Sudeten Germans to open Prague office amid dispute over post-war expulsion
The dispute over the post-war expulsion of two and a half million ethnic Germans from Czechoslovakia was reinvigorated on Sunday, after the head of the Landsmannschaft - the largest organisation representing Sudeten Germans - appeared on a Czech TV discussion programme. Landsmannschaft chairman Bernt Posselt confirmed that plans were underfoot to open an office in Prague, a delicate announcement given the simmering dispute over the post-war expulsion and possible compensation. Earlier my colleague Rob Cameron spoke to the BBC's Petr Brod, a Czech journalist who has spent many years in Germany, and he began by asking him what the majority of Sudeten Germans really wanted from the Czech government.
"It's not really a new announcement. It's one in a series of announcements that have been spread over the last three years or so. The Landsmannschaft has been saying that it intends to open a representation in Prague for such a long time that I really wonder whether they are really going to go ahead with it now. And I think one of their concerns is about security, which I understand, because that representation, when it happens, will be opened in a rather hostile environment."
Indeed. Of course Mr Posselt also issued an apology for the sins of the Nazi regime. Do you think that apology will be enough to satisfy his critics in the Czech Republic?
"I don't think so. And it was immediately visible in the reactions of the Czech politicians that Czech Television interviewed during the lengthy conversation with Bernt Posselt. I think those reactions were fairly representative of the general public view."

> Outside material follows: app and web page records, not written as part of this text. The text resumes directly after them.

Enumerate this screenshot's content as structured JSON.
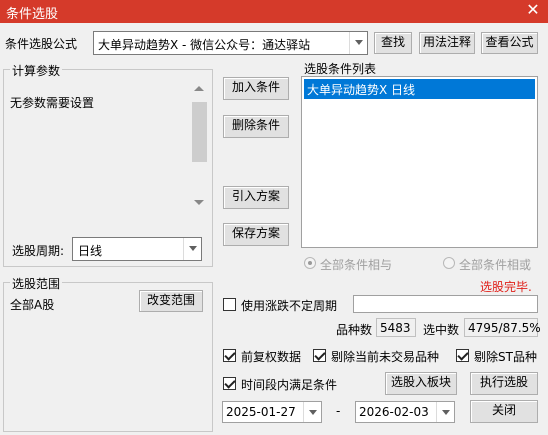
{
  "window": {
    "title": "条件选股",
    "close_glyph": "✕"
  },
  "formula": {
    "label": "条件选股公式",
    "value": "大单异动趋势X  -  微信公众号：通达驿站",
    "find_button": "查找",
    "usage_button": "用法注释",
    "view_button": "查看公式"
  },
  "params": {
    "group_title": "计算参数",
    "text": "无参数需要设置",
    "period_label": "选股周期:",
    "period_value": "日线"
  },
  "actions": {
    "add_condition": "加入条件",
    "delete_condition": "删除条件",
    "import_plan": "引入方案",
    "save_plan": "保存方案"
  },
  "conditions": {
    "label": "选股条件列表",
    "items": [
      "大单异动趋势X  日线"
    ],
    "all_and": "全部条件相与",
    "all_or": "全部条件相或"
  },
  "status": {
    "text": "选股完毕.",
    "color": "#e0201a"
  },
  "range": {
    "group_title": "选股范围",
    "value": "全部A股",
    "change_button": "改变范围"
  },
  "irregular": {
    "label": "使用涨跌不定周期",
    "checked": false,
    "value": ""
  },
  "stats": {
    "count_label": "品种数",
    "count_value": "5483",
    "selected_label": "选中数",
    "selected_value": "4795/87.5%"
  },
  "options": {
    "adjust": {
      "label": "前复权数据",
      "checked": true
    },
    "exclude_untraded": {
      "label": "剔除当前未交易品种",
      "checked": true
    },
    "exclude_st": {
      "label": "剔除ST品种",
      "checked": true
    },
    "period_all": {
      "label": "时间段内满足条件",
      "checked": true
    }
  },
  "bottom": {
    "to_block_button": "选股入板块",
    "run_button": "执行选股",
    "close_button": "关闭",
    "date_from": "2025-01-27",
    "date_sep": "-",
    "date_to": "2026-02-03"
  },
  "colors": {
    "titlebar": "#d53a2a",
    "selection": "#0078d7"
  }
}
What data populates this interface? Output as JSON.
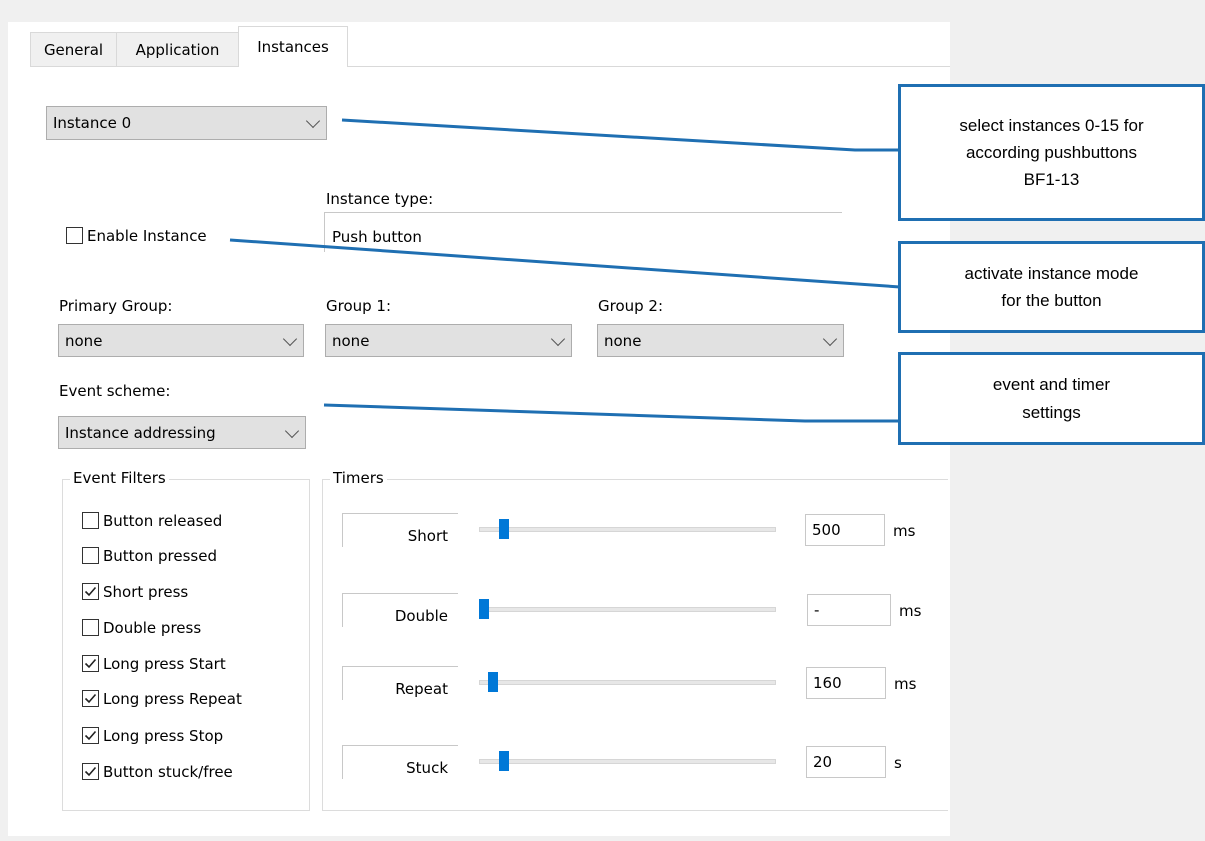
{
  "tabs": [
    {
      "label": "General",
      "active": false
    },
    {
      "label": "Application",
      "active": false
    },
    {
      "label": "Instances",
      "active": true
    }
  ],
  "instance_select": {
    "value": "Instance 0"
  },
  "instance_type": {
    "label": "Instance type:",
    "value": "Push button"
  },
  "enable_instance": {
    "label": "Enable Instance",
    "checked": false
  },
  "groups": {
    "primary": {
      "label": "Primary Group:",
      "value": "none"
    },
    "group1": {
      "label": "Group 1:",
      "value": "none"
    },
    "group2": {
      "label": "Group 2:",
      "value": "none"
    }
  },
  "event_scheme": {
    "label": "Event scheme:",
    "value": "Instance addressing"
  },
  "event_filters": {
    "title": "Event Filters",
    "items": [
      {
        "label": "Button released",
        "checked": false
      },
      {
        "label": "Button pressed",
        "checked": false
      },
      {
        "label": "Short press",
        "checked": true
      },
      {
        "label": "Double press",
        "checked": false
      },
      {
        "label": "Long press Start",
        "checked": true
      },
      {
        "label": "Long press Repeat",
        "checked": true
      },
      {
        "label": "Long press Stop",
        "checked": true
      },
      {
        "label": "Button stuck/free",
        "checked": true
      }
    ]
  },
  "timers": {
    "title": "Timers",
    "items": [
      {
        "label": "Short",
        "value": "500",
        "unit": "ms",
        "slider_fraction": 0.07
      },
      {
        "label": "Double",
        "value": "-",
        "unit": "ms",
        "slider_fraction": 0.0
      },
      {
        "label": "Repeat",
        "value": "160",
        "unit": "ms",
        "slider_fraction": 0.03
      },
      {
        "label": "Stuck",
        "value": "20",
        "unit": "s",
        "slider_fraction": 0.07
      }
    ]
  },
  "callouts": [
    {
      "lines": [
        "select instances 0-15 for",
        "according pushbuttons",
        "BF1-13"
      ]
    },
    {
      "lines": [
        "activate instance mode",
        "for the button"
      ]
    },
    {
      "lines": [
        "event and timer",
        "settings"
      ]
    }
  ],
  "colors": {
    "accent": "#1f6fb2",
    "slider_thumb": "#0078d7"
  }
}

The BBC's Petr Brod, speaking there to my colleague Rob Cameron on the lingering dispute over the post-war expulsion of Czechoslovakia's Sudeten Germans.